Dan Coats, the director of national intelligence, told the Senate Intelligence Committee on Tuesday that Russian Federation believes it did so well trying to influence the 2016 presidential election that it will try to do so again as hundreds of politicians contest for House and Senate seats throughout the year.
"We expect Russian Federation to continue using propaganda, social media, false flag personas and exacerbate social and political fissures in the United States", Coats testified.
According to Coats, the intelligence community remains unanimous in its assessment that Russian Federation will target the 2018 United States midterm elections.
In fact, Central Intelligence Agency director Mike Pompeo explained that "Russian activities and intentions have already been detected to have an impact on upcoming elections" in United States, and revealed that measures are being taken to try to counteract m.
Coats said he expected that Pyongyang would continue missile testing into 2018. "This threat did not begin in 2016, and it certainly didn't end with the election".More news: Google is testing smart replies in popular third-party messaging apps
- Sen. James Risch (R-Idaho) disputed Warner's assessment that the US was no better prepared now than in 2016 for Russian election meddling. His assessment was supported by the other intelligence leaders at the hearing. At a recent North Atlantic Treaty Organisation meeting, Coats said, officials were asked for a show of hands or verbal response if they did not worry about Russian interference in their elections.
"I believe that he feels that he and Russian Federation did not meddle in the election", Mr. Trump said of Putin in November.
The midterm elections are slated for November 6.
That's what panel Chairman Richard M. Burr, a North Carolina Republican, and Vice Chairman Mark Warner, a Virginia Democrat, said Tuesday in wrapping up the open portion of the annual hearing on "Worldwide Threats". House Republicans have said in a recently released memo that political bias at the Federal Bureau of Investigation led to the use of Democratic Party-funded material in an application for a surveillance warrant on a former Trump campaign adviser; the release of a rebuttal memo by Democrats on the House Intelligence Committee has so far been blocked by the White House, citing the need to remove classified information from it.
"This is not going to change or stop", replied National Security Agency Director Adm. Mike Rogers.
A heated Sen. Angus King (I-Me.) asked the officials what is being done to deter such attacks and if there is some way to let the American people know that actions are being taken. And Director of National Intelligence Daniel Coats said there is "no single agency in charge" of blocking Russian meddling, an admission that drew the ire of Democrats. "My problem is I talk to people in Maine that say, 'The whole thing is a witch-hunt and hoax because the president told me'".

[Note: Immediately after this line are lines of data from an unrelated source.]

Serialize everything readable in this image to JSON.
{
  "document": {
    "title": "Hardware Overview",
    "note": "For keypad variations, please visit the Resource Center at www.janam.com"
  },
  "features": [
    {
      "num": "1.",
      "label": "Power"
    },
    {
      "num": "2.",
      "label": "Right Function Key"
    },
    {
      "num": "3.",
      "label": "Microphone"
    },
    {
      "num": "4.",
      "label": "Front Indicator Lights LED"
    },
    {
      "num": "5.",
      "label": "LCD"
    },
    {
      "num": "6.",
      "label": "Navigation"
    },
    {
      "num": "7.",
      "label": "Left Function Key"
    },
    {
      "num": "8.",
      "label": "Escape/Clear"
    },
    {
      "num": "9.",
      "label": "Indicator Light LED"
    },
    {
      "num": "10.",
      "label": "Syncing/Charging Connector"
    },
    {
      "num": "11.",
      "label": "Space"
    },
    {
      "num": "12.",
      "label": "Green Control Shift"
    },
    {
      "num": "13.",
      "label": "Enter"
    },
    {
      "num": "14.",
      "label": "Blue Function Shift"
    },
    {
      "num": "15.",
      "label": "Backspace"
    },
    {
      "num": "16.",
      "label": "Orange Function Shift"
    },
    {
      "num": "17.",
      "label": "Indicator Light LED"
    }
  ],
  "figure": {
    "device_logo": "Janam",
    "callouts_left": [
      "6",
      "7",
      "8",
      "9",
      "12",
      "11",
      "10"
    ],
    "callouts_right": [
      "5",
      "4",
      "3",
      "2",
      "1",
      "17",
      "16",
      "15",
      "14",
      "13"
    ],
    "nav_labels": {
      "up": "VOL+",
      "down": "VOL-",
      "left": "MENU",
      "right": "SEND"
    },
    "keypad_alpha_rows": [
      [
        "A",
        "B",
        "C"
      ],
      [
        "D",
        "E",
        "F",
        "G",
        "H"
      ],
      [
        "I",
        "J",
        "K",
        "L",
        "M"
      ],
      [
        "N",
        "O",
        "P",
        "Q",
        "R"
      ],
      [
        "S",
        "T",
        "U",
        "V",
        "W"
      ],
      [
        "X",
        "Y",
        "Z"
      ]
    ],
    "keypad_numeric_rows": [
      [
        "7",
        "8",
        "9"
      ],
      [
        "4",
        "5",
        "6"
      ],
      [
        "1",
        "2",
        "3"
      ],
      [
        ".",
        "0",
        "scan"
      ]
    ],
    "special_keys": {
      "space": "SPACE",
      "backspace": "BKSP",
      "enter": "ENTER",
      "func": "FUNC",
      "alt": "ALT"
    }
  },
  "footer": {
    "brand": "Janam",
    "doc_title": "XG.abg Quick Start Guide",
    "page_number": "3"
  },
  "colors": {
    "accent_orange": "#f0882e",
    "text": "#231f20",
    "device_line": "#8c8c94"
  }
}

"We face a complex volatile and challenging threat environment", he said.
Director of national intelligence Dan Coats agreed. "There needs to be a national cry for that".